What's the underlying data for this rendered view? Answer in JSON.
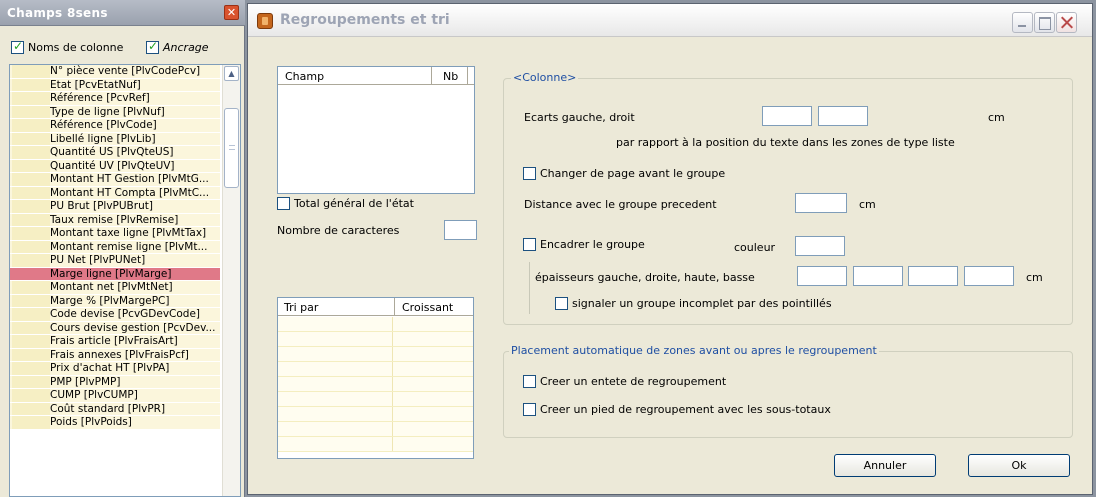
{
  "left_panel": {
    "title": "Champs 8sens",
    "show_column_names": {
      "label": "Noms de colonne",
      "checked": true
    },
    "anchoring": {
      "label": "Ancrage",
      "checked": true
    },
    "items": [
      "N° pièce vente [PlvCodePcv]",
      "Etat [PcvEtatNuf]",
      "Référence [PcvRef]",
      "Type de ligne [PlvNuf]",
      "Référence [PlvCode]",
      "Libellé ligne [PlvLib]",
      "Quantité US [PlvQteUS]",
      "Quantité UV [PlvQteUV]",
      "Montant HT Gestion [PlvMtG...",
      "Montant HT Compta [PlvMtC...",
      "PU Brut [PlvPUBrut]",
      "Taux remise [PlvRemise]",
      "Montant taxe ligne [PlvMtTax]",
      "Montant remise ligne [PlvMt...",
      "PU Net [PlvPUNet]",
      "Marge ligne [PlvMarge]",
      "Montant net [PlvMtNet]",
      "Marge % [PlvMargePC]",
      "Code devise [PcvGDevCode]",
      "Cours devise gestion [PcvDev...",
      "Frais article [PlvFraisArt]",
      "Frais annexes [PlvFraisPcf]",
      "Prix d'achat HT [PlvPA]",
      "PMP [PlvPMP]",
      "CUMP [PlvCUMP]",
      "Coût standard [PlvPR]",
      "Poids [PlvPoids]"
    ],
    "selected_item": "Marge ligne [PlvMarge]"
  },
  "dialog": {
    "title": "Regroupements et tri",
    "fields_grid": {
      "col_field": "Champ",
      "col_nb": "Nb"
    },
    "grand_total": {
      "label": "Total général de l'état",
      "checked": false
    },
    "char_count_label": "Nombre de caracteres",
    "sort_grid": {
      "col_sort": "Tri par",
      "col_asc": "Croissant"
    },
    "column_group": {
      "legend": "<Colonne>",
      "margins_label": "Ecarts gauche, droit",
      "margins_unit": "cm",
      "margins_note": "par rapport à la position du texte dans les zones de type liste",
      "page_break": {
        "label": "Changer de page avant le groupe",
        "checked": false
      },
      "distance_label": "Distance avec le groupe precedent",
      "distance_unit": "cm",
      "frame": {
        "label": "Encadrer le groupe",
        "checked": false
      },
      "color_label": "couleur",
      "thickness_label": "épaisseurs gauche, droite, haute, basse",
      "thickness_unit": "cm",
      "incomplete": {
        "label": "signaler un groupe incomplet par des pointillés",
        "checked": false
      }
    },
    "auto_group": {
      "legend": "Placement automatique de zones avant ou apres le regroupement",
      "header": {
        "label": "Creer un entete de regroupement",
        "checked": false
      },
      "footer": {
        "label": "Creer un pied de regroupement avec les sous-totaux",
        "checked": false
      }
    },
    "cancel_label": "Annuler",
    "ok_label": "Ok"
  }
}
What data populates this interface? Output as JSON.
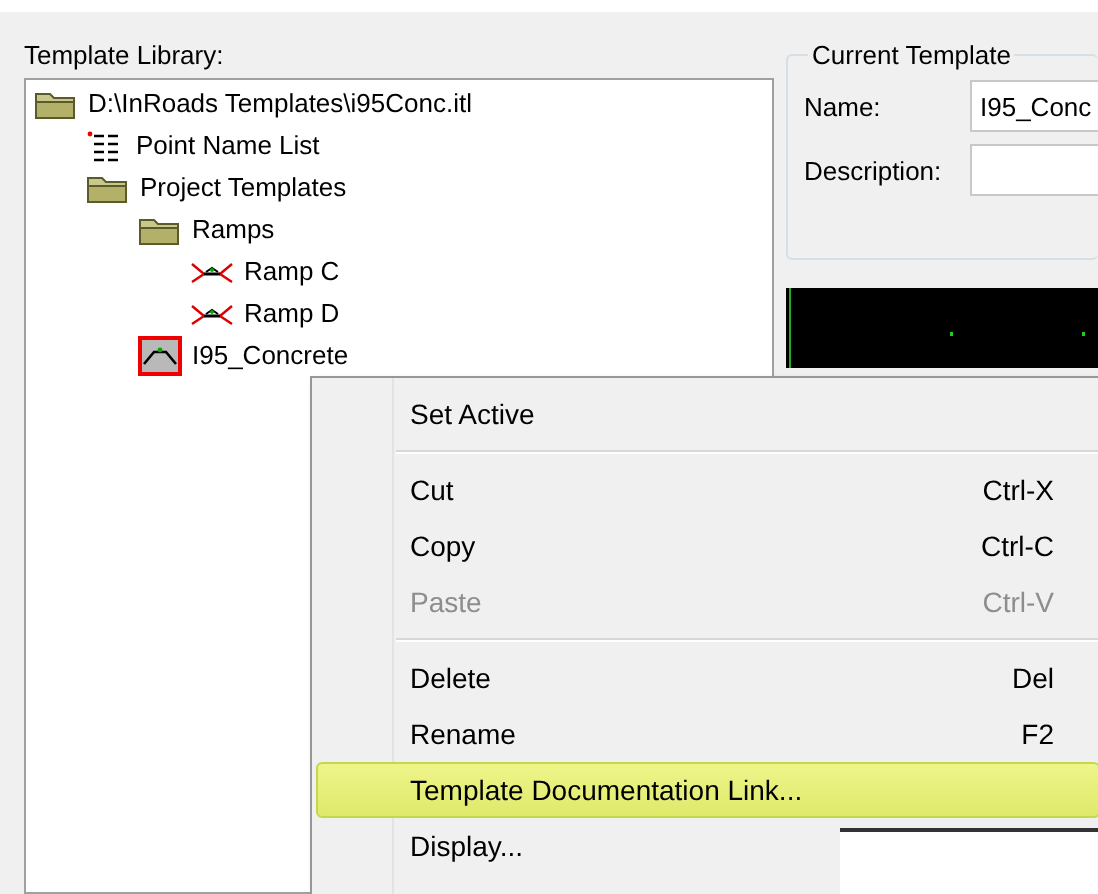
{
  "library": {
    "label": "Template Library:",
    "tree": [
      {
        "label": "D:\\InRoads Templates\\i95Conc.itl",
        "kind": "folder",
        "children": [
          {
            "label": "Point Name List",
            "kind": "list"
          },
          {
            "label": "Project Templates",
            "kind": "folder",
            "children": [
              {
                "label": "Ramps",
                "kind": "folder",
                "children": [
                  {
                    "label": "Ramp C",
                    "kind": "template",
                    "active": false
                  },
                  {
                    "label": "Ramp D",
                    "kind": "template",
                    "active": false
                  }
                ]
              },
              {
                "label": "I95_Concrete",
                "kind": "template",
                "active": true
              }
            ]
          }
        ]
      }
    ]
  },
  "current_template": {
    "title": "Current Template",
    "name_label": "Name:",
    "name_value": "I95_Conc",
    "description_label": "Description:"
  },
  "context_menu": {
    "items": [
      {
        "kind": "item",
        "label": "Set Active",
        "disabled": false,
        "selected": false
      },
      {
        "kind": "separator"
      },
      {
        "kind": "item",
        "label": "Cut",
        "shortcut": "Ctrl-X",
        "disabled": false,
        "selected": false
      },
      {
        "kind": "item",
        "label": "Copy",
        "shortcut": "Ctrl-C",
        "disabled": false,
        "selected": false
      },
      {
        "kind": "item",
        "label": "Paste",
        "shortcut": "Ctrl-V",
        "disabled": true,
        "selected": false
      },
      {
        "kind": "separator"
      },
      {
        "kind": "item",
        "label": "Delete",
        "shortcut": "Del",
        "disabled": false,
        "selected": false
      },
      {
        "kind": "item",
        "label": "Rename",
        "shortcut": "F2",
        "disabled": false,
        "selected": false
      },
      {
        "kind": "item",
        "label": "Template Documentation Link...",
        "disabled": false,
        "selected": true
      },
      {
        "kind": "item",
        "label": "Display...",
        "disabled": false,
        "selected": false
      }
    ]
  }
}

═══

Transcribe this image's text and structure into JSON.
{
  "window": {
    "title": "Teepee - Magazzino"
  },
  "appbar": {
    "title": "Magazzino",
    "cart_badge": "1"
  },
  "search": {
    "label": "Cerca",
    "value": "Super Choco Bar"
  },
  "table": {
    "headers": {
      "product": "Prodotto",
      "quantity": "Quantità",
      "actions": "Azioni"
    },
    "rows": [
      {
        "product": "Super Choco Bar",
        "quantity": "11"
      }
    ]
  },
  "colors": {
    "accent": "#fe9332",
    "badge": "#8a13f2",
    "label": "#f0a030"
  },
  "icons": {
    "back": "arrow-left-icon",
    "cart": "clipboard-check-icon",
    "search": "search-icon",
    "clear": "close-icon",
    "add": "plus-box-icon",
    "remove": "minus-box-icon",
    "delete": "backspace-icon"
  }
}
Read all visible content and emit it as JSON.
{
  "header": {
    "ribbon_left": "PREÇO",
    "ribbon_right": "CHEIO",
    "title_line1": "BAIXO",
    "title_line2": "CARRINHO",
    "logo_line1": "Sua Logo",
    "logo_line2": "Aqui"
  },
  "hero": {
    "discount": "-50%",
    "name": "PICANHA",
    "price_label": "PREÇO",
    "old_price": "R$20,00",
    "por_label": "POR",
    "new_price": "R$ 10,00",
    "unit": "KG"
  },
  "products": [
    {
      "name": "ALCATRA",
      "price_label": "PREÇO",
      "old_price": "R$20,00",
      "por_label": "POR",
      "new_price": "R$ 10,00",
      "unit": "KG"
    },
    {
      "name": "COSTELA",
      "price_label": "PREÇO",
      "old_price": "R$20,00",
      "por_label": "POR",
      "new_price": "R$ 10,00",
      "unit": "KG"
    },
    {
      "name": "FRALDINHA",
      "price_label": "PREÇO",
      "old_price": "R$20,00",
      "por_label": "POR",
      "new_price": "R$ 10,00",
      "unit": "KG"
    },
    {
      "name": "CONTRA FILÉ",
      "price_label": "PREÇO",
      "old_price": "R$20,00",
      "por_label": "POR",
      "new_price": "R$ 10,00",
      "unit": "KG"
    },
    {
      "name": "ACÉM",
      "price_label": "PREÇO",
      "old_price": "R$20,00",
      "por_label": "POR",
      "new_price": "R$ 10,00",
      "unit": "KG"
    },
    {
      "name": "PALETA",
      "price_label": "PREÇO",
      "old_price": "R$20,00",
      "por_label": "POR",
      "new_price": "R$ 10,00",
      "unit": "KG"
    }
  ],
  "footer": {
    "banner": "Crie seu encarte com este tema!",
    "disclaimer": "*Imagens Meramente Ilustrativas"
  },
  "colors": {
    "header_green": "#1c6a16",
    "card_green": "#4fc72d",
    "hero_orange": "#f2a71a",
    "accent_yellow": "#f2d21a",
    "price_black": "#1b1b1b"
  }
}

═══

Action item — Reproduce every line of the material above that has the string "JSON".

Response to the exercise —
What's the underlying data for this rendered view? Answer in JSON.
What data populates this interface? Output as JSON.
Transcribe this image's text and structure into JSON.
Read all visible content and emit it as JSON.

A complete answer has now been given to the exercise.